The most recent iteration of the American Health Care Act would be a disaster for people living with HIV, health care experts and AIDS non-profits warn. Not only would it axe funding for programs like the National HIV / AIDS Strategy and New York’s End the Epidemic Blueprint, but it would also fail those who rely on the government to subsidize their anti-retroviral medication.
“No matter which way you spin it, a repeal would be devastating,” Noël Gordon Jr., a senior program specialist for HIV prevention & health equity at the Human Rights Campaign, told TIME magazine. “It would not only halt the progress we’ve made, but it has the potential to turn the tide the other direction, where we could potentially see the spread of HIV.”
As a result of the Medicaid expansion under the ACA, coverage for HIV-positive people rose from 36 percent in 2012 to 42 percent in 2014. In Illinois, one in three people with HIV gained coverage through Medicaid expansion or the new individual insurance plans created under the ACA, according to an analysis compiled for Reuters by the AIDS Foundation of Chicago. The new bill would cut Medicaid by $800 billion over ten years.
While the Republican plan, like the ACA, mandates that insurers offer coverage to people no matter how sick they are, insurance companies would now be able to make such coverage prohibitively expensive. More than a quarter of adult Americans under 65 have a pre-existing condition, according to the Kaiser Family Foundation.
The bill would likely cause prices to skyrocket for Truveda, a pre-exposure prophylaxis that lowers the risk of contracting HIV. The ACA’s Medicaid expansion provided access to PrEP for low-income Americans in 31 states, plus the District of Columbia, but the per-capita grants that AHCA proposes would cut funding to these programs.
Before the Affordable Care Act, low-income people with HIV could only qualify under Medicaid when their HIV infection had advanced to the point where they were developing AIDS.
The problem with AHCA is that it provides states with a loophole, allowing them to let insurers charge higher premiums to sick people if they let their insurance lapse and if the state has set up a “high-risk pool” for sicker patients. Those with pre-existing conditions are the most likely to have gaps in their insurance, because if they become too sick, they may lose coverage through their employer.
Many believe these risk pools will be underfunded, even with the $8 billion added last-minute to the bill.
A repeal of the ACA would also affect HIV screenings, which were previously bundled into all plans offered through the marketplace. Under the AHCA, millions of people could be prevented from receiving the HIV tests critical to understanding their status.

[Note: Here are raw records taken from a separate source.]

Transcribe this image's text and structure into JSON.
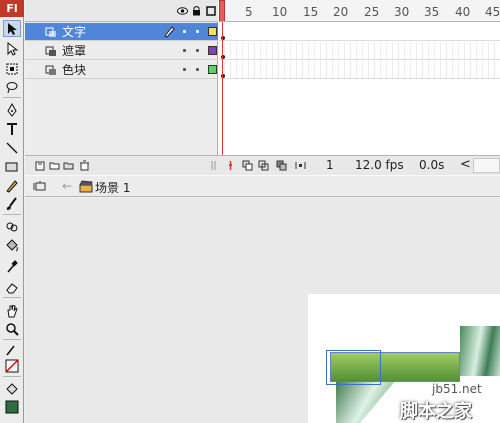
{
  "app": {
    "logo": "Fl"
  },
  "timeline": {
    "ruler": [
      "5",
      "10",
      "15",
      "20",
      "25",
      "30",
      "35",
      "40",
      "45"
    ],
    "layers": [
      {
        "name": "文字",
        "color": "#f0e060",
        "selected": true
      },
      {
        "name": "遮罩",
        "color": "#8040c0",
        "selected": false
      },
      {
        "name": "色块",
        "color": "#60d060",
        "selected": false
      }
    ],
    "status": {
      "frame": "1",
      "fps": "12.0 fps",
      "time": "0.0s",
      "scroll_left": "<"
    }
  },
  "editbar": {
    "back_arrow": "←",
    "scene": "场景 1"
  },
  "watermark": {
    "url": "jb51.net",
    "name": "脚本之家"
  },
  "colors": {
    "selection": "#4f86d9",
    "playhead": "#d43a3a",
    "logo_bg": "#c0392b"
  }
}
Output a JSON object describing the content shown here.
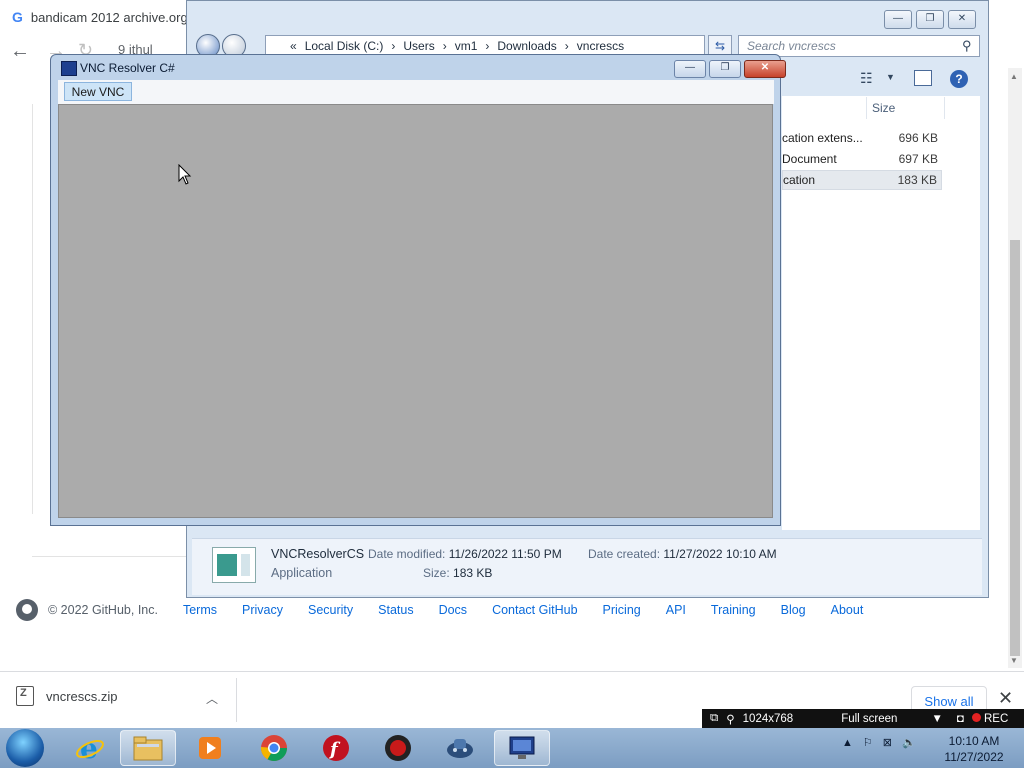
{
  "browser": {
    "tab_title": "bandicam 2012 archive.org",
    "tab_logo": "G",
    "omnibox_fragment": "9    ithul",
    "footer": {
      "copyright": "© 2022 GitHub, Inc.",
      "links": [
        "Terms",
        "Privacy",
        "Security",
        "Status",
        "Docs",
        "Contact GitHub",
        "Pricing",
        "API",
        "Training",
        "Blog",
        "About"
      ]
    },
    "download": {
      "filename": "vncrescs.zip",
      "show_all": "Show all"
    }
  },
  "explorer": {
    "breadcrumb": [
      "«",
      "Local Disk (C:)",
      "›",
      "Users",
      "›",
      "vm1",
      "›",
      "Downloads",
      "›",
      "vncrescs"
    ],
    "search_placeholder": "Search vncrescs",
    "size_header": "Size",
    "files": [
      {
        "type": "cation extens...",
        "size": "696 KB"
      },
      {
        "type": "Document",
        "size": "697 KB"
      },
      {
        "type": "cation",
        "size": "183 KB"
      }
    ],
    "details": {
      "name": "VNCResolverCS",
      "type": "Application",
      "modified_label": "Date modified:",
      "modified": "11/26/2022 11:50 PM",
      "created_label": "Date created:",
      "created": "11/27/2022 10:10 AM",
      "size_label": "Size:",
      "size": "183 KB"
    }
  },
  "vnc": {
    "title": "VNC Resolver C#",
    "menu_new": "New VNC"
  },
  "bandicam": {
    "resolution": "1024x768",
    "mode": "Full screen",
    "rec": "REC"
  },
  "taskbar": {
    "time": "10:10 AM",
    "date": "11/27/2022"
  }
}
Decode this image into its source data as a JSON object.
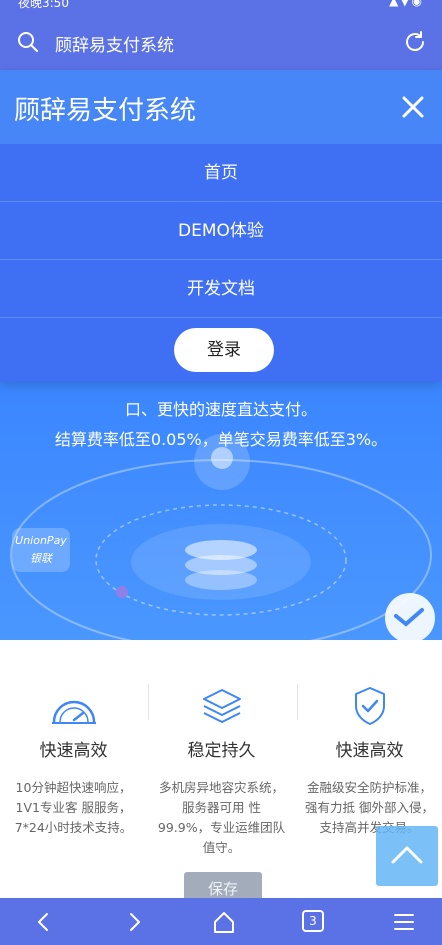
{
  "status_bar": {
    "time": "夜晚3:50",
    "system_icons": "▲▼◉"
  },
  "address_bar": {
    "url_text": "顾辞易支付系统"
  },
  "menu": {
    "title": "顾辞易支付系统",
    "items": [
      {
        "label": "首页"
      },
      {
        "label": "DEMO体验"
      },
      {
        "label": "开发文档"
      }
    ],
    "login_label": "登录"
  },
  "hero": {
    "line1": "口、更快的速度直达支付。",
    "line2": "结算费率低至0.05%，单笔交易费率低至3%。",
    "unionpay_label": "UnionPay",
    "unionpay_cn": "银联"
  },
  "features": [
    {
      "icon": "speedometer-icon",
      "title": "快速高效",
      "desc": "10分钟超快速响应，1V1专业客 服服务，7*24小时技术支持。"
    },
    {
      "icon": "layers-icon",
      "title": "稳定持久",
      "desc": "多机房异地容灾系统，服务器可用 性99.9%，专业运维团队值守。"
    },
    {
      "icon": "shield-check-icon",
      "title": "快速高效",
      "desc": "金融级安全防护标准，强有力抵 御外部入侵，支持高并发交易。"
    }
  ],
  "save_label": "保存",
  "bottom_nav": {
    "tab_count": "3"
  },
  "colors": {
    "brand": "#5b71e6",
    "menu": "#3f6ff3",
    "accent": "#4786f6",
    "icon": "#3f86f6"
  }
}
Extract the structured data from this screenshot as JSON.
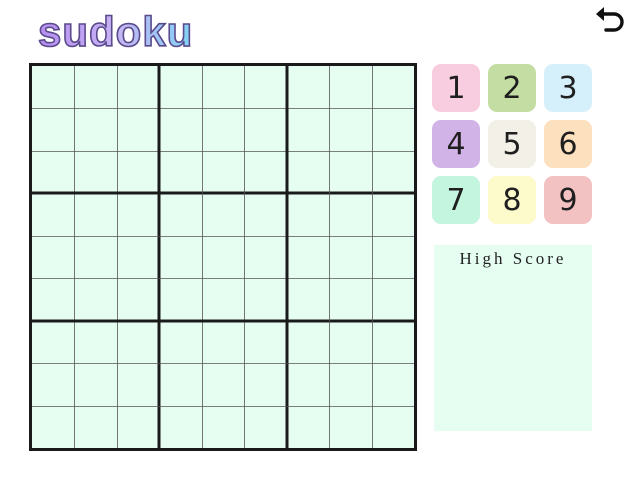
{
  "app": {
    "logo_text": "sudoku"
  },
  "toolbar": {
    "undo_icon": "undo-arrow-icon"
  },
  "board": {
    "rows": 9,
    "cols": 9,
    "cells": [
      [
        "",
        "",
        "",
        "",
        "",
        "",
        "",
        "",
        ""
      ],
      [
        "",
        "",
        "",
        "",
        "",
        "",
        "",
        "",
        ""
      ],
      [
        "",
        "",
        "",
        "",
        "",
        "",
        "",
        "",
        ""
      ],
      [
        "",
        "",
        "",
        "",
        "",
        "",
        "",
        "",
        ""
      ],
      [
        "",
        "",
        "",
        "",
        "",
        "",
        "",
        "",
        ""
      ],
      [
        "",
        "",
        "",
        "",
        "",
        "",
        "",
        "",
        ""
      ],
      [
        "",
        "",
        "",
        "",
        "",
        "",
        "",
        "",
        ""
      ],
      [
        "",
        "",
        "",
        "",
        "",
        "",
        "",
        "",
        ""
      ],
      [
        "",
        "",
        "",
        "",
        "",
        "",
        "",
        "",
        ""
      ]
    ],
    "background_color": "#e6fdf2",
    "line_color": "#1a1a1a"
  },
  "numpad": {
    "buttons": [
      {
        "label": "1",
        "color": "#f9cde0"
      },
      {
        "label": "2",
        "color": "#c3dda3"
      },
      {
        "label": "3",
        "color": "#d5effb"
      },
      {
        "label": "4",
        "color": "#d1b3e8"
      },
      {
        "label": "5",
        "color": "#f3f0e8"
      },
      {
        "label": "6",
        "color": "#fde0bd"
      },
      {
        "label": "7",
        "color": "#c4f6df"
      },
      {
        "label": "8",
        "color": "#fdfbcb"
      },
      {
        "label": "9",
        "color": "#f2c1c1"
      }
    ]
  },
  "high_score": {
    "title": "High Score",
    "background_color": "#e6fdf2"
  }
}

And if even a small percentage of the people currently receiving subsidized antiretrovirals decides to stop taking them because of skyrocketing costs, HIV cases could go up.
“The evidence is iron-clad that when people with HIV are treated and their viral load is suppressed, their likelihood of transmitting HIV goes down to almost zero,” John Peller of the AIDS Foundation of Chicago, told Reuters. “So, any kind of interruption in care is going to result in more cases of HIV.”